From Saginaw Valley to Cowboys captain, Lake Orion's Jeff Heath makes most of opportunities
Allen Park — Lions and Cowboys games, and games at Ford Field, have proven to be seminal moments in Jeff Heath’s life.
From what could’ve been the final football game of his life, to his first game as an NFL starter, to his first career playoff game and win, and then as a prelude for one of the most important questions of his life, Lake Orion’s Heath has made moments like this Sunday count.
Now, the new father is married to a former Dallas Cowboys cheerleader, and is a captain and leader for the Dallas Cowboys, one of the iconic sports franchises in the world.
“I’m proud of Jeff, but I also know too that Jeff has earned it every step of the way,” said Chris Bell, Heath’s high school coach at Lake Orion. “I know how hard he’s worked, how committed he’s been, and I know how Jeff plays the game.
“Nothing has ever been given to him.
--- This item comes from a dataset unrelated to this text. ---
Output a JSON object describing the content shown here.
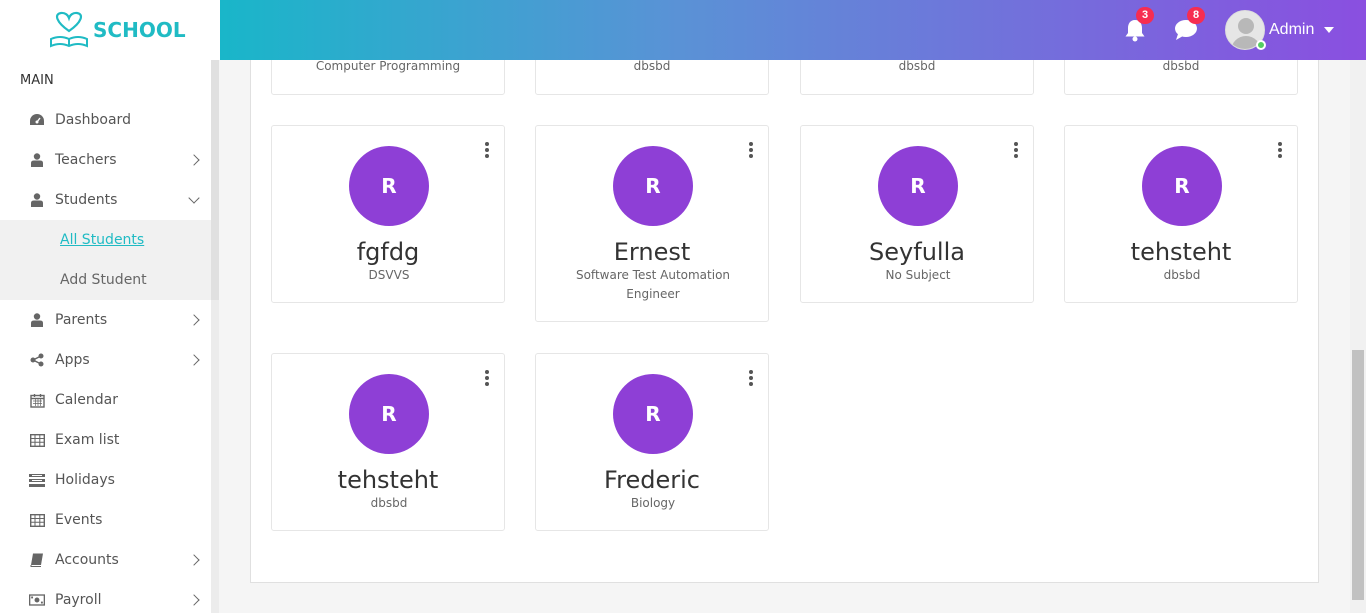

It’s just his nature.”
The safety, who is battling shoulder injuries that could keep him out of Sunday’s game between the Cowboys (5-4) and the Lions (3-5-1), will be back at Ford Field, a place that has served as an important crossroads in his life.
There was one bitter disappointment in his Ford Field history, a state championship loss for Lake Orion to Rockford in 2008. A senior, Heath had a crucial fumble in the game.
But Heath, a wide receiver/safety/kicker/punter, helped push the Dragons there, scoring a big touchdown in a come-from-behind win against Romeo and kicking a 48-yard game-winning field goal on the final play of a dramatic victory against Sterling Heights Stevenson during the postseason.
Bell said that Lake Orion defense did not have a 200-pound player on it.
“We were a bunch of tough kids who could run, who played hard, and they were smart and played good football,” Bell said. “And that was Jeff. He was a big reason for that.”
Still, Lake Orion players were crushed after the 26-14 loss to Rockford, and when arriving back at school, Bell had to pep up the players about reaching the state finals for the first time in school history. Two years later, Lake Orion won its first state championship
“It really paved the way,” Bell said. “The other guys saw what’s possible.”
After high school, Heath had his choice of a Division I soccer scholarship at Oakland University — Heath was a high-level prospect in the sport, continuing to play for the elite club Vardar throughout his childhood — or chasing his football dream.
The son of Dianne and Mike Heath, who is still on staff for the Lake Orion football team, Jeff Heath worked on the Lake Orion's sideline as a youngster, fetching balls and making sure communication cords didn't trip players and coaches. With that in his blood, Heath took a partial scholarship from Division II Saginaw Valley State, working his way from a bit player there to a Great Lakes Intercollegiate Athletic Conference star.
But that credential still doesn’t get the NFL to knock your door down.
Heath, true to his nature, has effectively knocked the door down to the league.
“This guy is an aggressive, physical football player,” Lions coach Matt Patricia said this week. “There’s some hits that he makes that is just, they’re big-time hits. So you really have to be aware of where he’s at.”
Seven years after being passed over 254 times in the 2013 draft, Heath’s career has risen to heights nobody could’ve foreseen.
The Cowboys picked him up as an undrafted free agent and first gave him a chance on special teams, where he became a standout. His first career start at safety came in Week 8 of his rookie season in Detroit, making nine tackles in a 31-30 loss.
His defensive snap counts for coordinator Rod Marinelli dipped the next three seasons, though Heath tackled Reggie Bush twice in the second half of his team's 2014 playoff win against Detroit.
Heath has been a full-time starting safety since 2017, even serving as emergency kicker for kickoffs and extra points at times.
“He’s one of those guys that you use as an example of the NFL being a meritocracy — it doesn’t matter where you come from, it matters what you do once you get here,” Dallas coach Jason Garrett said. “He’s one of those guys right from the start that just made such a favorable impression on everybody.”
This preseason, he was named a special teams captain.
“He loves the game, he’s a real professional, and he’s a great example to the rest of his teammates, as well as being a pretty darn good football player,” Garrett said.
It’s a bit of fairy tale, capped off by meeting Dallas Cowboys cheerleader, Paige, and proposing to her with family in town for Christmas after the Cowboys beat the visiting Lions late in the 2016 season. The proposal was on the front porch of the couple’s first house together in Texas, with dog Herschel nearby.
Now wed with a young daughter, Heath recently made the trip back to Michigan during the bye week, visiting the Lake Orion football team as the Dragons found out their playoff fate on Selection Sunday.
It’s a near perennial playoff program now, lifted in part by a player whose career — and life — has reached extraordinary heights.
“He made us better, he made Saginaw better, he makes the Cowboys better,” Bell said. “That’s just Jeff.”
Matt Schoch is a freelance writer.